Exercise details -> The answer must be every line below that contains the string "NVIDIA".
(Beginning of Source records)
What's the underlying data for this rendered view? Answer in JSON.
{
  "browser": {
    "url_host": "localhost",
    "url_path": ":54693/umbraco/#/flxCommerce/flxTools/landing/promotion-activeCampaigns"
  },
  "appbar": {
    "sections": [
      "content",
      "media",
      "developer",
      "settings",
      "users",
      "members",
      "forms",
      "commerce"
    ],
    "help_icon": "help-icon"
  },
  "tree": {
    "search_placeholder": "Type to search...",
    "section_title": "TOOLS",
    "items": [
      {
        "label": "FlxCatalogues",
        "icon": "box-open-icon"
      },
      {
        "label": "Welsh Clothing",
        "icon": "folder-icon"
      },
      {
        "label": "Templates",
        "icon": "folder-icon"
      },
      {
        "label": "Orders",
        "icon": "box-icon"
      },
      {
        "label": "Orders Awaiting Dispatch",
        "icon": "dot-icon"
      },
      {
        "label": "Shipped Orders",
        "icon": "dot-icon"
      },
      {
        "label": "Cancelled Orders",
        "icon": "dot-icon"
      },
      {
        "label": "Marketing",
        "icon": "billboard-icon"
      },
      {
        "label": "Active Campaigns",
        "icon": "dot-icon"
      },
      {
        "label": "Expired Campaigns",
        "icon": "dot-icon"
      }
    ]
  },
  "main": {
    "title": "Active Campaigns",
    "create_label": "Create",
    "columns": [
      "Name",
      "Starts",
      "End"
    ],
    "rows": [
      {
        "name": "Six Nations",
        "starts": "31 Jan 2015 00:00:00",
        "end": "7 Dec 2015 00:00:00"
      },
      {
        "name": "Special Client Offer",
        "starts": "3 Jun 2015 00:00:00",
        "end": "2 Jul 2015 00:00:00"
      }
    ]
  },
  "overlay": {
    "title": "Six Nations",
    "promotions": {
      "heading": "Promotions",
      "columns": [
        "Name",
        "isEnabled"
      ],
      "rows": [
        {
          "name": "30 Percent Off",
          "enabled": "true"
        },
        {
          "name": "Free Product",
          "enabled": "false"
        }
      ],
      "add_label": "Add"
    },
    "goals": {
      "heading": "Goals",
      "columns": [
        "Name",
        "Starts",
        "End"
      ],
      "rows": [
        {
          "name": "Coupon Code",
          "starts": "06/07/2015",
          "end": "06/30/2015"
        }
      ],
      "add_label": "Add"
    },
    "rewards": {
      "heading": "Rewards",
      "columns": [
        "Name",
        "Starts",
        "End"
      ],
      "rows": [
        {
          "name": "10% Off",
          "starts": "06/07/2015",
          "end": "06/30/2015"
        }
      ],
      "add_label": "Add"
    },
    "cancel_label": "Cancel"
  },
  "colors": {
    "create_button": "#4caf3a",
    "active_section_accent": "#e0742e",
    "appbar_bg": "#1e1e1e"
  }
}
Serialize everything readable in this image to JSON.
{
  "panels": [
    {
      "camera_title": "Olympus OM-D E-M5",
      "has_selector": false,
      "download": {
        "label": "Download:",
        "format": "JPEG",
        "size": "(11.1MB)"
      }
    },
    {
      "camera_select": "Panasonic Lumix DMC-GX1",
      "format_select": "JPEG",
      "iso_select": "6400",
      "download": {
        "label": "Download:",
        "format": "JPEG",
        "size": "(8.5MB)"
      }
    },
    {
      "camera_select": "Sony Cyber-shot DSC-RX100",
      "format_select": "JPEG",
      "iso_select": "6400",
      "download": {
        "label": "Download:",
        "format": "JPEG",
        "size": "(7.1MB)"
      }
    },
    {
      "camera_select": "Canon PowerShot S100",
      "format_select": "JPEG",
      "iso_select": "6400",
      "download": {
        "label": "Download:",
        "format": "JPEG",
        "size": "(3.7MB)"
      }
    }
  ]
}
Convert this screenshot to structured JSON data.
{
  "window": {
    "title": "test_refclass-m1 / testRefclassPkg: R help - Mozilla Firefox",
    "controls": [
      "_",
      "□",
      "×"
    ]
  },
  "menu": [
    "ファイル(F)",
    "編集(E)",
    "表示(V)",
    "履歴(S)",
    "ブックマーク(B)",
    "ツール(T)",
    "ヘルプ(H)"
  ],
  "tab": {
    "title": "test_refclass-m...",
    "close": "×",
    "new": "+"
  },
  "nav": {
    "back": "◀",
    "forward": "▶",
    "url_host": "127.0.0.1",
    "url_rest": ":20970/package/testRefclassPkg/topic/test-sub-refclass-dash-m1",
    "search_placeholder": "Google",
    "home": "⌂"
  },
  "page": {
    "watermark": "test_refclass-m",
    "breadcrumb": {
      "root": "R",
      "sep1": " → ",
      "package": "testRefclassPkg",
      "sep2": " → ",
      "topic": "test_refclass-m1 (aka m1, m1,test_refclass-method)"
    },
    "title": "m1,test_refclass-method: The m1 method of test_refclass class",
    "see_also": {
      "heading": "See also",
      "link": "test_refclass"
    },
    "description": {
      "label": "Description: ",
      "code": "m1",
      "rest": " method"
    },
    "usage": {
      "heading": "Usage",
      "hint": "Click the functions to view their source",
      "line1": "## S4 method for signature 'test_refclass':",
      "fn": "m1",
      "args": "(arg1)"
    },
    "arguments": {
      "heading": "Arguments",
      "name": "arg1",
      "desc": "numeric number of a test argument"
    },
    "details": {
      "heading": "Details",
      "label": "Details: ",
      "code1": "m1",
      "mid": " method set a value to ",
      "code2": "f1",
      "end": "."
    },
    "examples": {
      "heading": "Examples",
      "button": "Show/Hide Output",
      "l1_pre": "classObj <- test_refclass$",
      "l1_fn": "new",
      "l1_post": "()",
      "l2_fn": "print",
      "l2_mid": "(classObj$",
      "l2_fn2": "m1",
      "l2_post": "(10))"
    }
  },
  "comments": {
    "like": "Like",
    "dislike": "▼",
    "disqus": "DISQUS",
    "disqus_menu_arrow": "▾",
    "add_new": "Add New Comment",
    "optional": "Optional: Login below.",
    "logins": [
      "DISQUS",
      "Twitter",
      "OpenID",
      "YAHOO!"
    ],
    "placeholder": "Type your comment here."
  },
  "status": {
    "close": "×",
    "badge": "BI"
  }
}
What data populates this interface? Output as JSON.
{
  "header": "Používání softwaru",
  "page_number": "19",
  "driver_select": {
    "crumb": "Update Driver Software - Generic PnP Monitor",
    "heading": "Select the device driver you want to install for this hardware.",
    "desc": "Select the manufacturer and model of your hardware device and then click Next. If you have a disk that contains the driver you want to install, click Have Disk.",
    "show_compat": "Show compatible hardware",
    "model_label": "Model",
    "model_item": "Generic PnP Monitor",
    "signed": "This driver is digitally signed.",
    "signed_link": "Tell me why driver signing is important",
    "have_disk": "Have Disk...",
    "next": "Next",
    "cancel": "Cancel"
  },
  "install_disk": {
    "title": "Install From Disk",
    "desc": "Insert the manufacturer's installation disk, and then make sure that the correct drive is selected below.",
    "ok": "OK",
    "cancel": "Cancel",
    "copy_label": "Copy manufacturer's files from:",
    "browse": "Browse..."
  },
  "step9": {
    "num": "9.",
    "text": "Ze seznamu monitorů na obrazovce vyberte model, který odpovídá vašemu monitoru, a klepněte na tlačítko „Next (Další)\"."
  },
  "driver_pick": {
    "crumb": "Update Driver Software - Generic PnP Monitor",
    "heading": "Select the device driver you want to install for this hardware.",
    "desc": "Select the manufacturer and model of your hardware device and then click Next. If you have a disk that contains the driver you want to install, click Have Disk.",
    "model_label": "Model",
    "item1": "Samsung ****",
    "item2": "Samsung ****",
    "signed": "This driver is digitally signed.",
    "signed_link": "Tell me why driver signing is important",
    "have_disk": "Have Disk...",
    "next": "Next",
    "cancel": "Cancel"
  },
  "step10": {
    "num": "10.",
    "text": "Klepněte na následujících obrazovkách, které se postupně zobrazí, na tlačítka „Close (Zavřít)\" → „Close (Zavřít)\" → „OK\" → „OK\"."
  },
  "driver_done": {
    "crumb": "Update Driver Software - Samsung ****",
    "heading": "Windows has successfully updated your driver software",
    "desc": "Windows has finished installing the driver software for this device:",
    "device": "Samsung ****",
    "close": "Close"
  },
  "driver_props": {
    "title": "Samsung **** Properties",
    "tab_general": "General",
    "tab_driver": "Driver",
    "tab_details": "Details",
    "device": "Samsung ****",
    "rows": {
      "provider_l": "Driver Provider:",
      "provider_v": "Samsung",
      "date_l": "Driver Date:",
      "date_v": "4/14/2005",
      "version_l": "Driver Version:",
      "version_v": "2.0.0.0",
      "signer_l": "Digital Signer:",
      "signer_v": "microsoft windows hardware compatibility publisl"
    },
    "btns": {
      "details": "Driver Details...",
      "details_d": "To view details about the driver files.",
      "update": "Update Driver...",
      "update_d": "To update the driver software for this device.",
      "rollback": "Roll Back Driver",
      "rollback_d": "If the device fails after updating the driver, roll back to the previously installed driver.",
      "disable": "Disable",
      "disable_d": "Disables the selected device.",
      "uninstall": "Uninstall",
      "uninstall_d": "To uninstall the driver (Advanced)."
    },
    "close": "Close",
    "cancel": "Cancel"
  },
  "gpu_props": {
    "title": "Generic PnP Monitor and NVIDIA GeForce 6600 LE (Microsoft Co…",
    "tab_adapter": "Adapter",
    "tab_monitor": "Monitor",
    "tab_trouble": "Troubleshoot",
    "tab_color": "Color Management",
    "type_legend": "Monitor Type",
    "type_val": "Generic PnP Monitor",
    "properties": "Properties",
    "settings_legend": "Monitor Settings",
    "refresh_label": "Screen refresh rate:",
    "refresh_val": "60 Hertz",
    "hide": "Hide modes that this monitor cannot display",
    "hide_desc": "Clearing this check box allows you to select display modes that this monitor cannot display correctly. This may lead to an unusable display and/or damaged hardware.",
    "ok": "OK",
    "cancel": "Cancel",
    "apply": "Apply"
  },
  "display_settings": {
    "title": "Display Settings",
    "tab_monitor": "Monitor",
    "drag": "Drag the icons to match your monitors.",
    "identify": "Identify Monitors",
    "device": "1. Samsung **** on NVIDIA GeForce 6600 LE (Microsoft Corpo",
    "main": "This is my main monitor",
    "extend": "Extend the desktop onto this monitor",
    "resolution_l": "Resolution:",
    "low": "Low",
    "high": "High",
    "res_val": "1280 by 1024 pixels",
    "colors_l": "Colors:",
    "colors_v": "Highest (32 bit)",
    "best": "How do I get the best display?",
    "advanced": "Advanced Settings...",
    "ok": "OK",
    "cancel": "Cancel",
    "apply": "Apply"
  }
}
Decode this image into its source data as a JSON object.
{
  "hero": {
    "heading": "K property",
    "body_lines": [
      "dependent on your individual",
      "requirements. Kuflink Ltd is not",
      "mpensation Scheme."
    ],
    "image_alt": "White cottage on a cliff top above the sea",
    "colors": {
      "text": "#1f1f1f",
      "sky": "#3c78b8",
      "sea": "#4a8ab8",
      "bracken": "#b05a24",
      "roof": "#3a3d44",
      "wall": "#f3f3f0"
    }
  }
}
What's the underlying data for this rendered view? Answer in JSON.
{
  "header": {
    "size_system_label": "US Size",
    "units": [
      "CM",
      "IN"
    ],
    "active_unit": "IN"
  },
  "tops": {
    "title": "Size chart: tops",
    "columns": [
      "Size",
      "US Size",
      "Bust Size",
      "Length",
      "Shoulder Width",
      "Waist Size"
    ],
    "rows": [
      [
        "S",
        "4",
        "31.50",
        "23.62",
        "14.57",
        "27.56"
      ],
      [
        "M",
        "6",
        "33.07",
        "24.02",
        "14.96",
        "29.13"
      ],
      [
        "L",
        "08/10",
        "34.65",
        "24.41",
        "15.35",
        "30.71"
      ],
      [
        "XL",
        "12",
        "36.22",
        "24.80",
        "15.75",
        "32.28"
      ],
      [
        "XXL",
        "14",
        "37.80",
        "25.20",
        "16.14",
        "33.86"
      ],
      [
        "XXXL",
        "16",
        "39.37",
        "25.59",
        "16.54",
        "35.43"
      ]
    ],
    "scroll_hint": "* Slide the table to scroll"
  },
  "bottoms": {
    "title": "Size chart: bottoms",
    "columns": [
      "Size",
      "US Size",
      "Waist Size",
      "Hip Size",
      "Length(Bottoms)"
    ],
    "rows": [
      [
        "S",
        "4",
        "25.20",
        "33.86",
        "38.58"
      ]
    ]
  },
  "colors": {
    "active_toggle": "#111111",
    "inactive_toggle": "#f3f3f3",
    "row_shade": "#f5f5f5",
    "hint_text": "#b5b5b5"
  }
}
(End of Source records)
Answer to this problem ->
    "title": "Generic PnP Monitor and NVIDIA GeForce 6600 LE (Microsoft Co…",
    "device": "1. Samsung **** on NVIDIA GeForce 6600 LE (Microsoft Corpo",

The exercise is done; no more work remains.